By | Arts & Culture | Published 8 years ago

A true soldier does not cry. But in director Dawar Mahmood’s stage play Siachen, the psychologically testing conditions at the Karakoram glacier show us the human side of war where stoic, resilient soldiers have their moments of weakness.

Written by Anwar Maqsood, and presented by KopyKats production, the setting of snowy peaks, an igloo partially covered with the national flag and soldiers clad in white garb carrying ammunition transport us to a glacier where not many survive.

12295347_1094730060561310_8018432026640555941_n-300x200As is archetypal of Maqsood’s scripts, there are moments of satire with undertones of grave issues to deliberate upon. A soldier fleetingly reminisces his time with his mother and expresses how much he misses her. Another soldier comforts him by embracing him only to rebuke him seconds later to “be a man and not cry.”

The audience goes through an unnerving realisation of the extreme cold at the glacier when a solder writes a letter to his sister asking for a deep freezer to be sent to him, “as sitting inside that may be less cold.”

The play gives a flavour of humour when a female BBC journalist travels to Siachen to interview the soldiers. They are fascinated by a woman’s presence, are mischievous in their interaction and when the camera is switched on, they are instructed by the captain to say only good things. However, when the camera is switched off, the soldiers ask themselves why they are at the glacier in the unbearable cold and not at home with their families. A soldier tells his comrades how patriotism can be expressed in other places as well: “If Raheel Sharif gives me a visa for Muscat, I promise I’ll chant Pakistan zindabad there too with just as much ardour.”

The play has been staged in several cities across Pakistan, including Islamabad, Faisalabad, Multan and Karachi from October 2015 to February 2016. After its last performance in Karachi on February 28, it is headed to Dubai where performances are scheduled from March 17-19.

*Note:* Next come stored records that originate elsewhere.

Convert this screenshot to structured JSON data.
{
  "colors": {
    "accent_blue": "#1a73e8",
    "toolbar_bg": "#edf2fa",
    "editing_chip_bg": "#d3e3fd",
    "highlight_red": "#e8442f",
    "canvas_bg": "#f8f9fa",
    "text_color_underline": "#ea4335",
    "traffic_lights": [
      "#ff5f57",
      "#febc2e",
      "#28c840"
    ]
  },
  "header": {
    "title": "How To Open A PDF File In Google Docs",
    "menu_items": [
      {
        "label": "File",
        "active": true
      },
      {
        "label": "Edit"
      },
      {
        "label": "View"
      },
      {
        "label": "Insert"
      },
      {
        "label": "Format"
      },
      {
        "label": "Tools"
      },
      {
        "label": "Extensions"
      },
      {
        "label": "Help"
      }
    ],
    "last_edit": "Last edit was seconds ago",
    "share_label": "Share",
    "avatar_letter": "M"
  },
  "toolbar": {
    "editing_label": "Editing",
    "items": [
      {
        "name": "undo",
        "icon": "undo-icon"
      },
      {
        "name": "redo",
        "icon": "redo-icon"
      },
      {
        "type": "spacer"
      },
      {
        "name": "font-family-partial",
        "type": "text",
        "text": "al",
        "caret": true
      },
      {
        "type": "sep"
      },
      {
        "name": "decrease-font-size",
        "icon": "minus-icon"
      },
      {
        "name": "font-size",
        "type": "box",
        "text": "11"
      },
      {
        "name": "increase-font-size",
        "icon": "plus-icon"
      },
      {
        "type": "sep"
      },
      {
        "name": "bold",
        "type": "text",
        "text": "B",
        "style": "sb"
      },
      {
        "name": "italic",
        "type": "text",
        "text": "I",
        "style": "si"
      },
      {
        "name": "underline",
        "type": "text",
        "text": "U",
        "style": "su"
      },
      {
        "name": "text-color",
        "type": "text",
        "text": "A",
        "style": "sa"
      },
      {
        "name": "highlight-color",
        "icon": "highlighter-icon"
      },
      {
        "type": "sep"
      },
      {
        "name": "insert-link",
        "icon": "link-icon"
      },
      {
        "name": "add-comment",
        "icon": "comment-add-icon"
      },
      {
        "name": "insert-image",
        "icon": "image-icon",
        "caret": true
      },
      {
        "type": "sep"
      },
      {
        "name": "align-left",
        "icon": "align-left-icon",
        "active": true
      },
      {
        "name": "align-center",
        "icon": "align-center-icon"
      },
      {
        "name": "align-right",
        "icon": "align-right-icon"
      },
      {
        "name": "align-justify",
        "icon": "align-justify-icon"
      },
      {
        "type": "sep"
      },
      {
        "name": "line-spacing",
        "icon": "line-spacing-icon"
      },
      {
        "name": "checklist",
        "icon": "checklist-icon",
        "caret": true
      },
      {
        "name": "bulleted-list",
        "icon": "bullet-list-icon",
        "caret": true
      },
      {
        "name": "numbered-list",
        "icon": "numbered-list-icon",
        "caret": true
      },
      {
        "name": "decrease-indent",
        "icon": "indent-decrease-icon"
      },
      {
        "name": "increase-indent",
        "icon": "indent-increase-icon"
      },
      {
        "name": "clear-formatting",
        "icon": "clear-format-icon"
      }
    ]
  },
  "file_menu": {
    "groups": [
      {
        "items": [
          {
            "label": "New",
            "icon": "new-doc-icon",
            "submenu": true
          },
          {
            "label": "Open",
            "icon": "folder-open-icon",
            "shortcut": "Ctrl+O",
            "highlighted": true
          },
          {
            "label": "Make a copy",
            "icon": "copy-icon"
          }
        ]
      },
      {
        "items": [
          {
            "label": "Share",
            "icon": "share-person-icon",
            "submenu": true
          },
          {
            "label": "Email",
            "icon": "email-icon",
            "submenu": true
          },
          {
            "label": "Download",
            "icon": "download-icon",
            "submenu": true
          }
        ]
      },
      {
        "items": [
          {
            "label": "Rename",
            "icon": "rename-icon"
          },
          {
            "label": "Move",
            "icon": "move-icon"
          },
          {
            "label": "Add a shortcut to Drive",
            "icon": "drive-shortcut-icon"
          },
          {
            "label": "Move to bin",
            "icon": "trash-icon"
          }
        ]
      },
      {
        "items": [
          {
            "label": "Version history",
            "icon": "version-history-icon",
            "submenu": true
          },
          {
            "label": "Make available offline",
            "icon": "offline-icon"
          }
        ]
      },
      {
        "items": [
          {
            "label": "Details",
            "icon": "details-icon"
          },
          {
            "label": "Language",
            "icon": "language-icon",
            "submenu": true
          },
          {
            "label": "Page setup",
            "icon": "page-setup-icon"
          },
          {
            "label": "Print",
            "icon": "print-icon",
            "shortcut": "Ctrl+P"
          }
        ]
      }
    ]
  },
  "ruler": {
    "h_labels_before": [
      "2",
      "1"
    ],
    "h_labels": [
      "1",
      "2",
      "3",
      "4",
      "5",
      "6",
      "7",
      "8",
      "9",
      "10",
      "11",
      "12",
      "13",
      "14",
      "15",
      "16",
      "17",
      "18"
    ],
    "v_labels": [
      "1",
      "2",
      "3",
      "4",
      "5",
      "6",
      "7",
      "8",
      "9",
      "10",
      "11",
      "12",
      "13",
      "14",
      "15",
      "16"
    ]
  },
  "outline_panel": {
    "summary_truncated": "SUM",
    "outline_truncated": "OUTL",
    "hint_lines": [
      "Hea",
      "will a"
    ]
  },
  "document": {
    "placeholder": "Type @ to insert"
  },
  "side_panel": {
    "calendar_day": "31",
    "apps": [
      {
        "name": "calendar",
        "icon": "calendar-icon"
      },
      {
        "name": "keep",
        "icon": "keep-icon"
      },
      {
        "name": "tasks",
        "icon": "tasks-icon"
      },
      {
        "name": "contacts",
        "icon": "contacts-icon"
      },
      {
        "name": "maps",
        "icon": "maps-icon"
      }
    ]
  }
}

This review was originally published in Newsline’s March 2016 issue.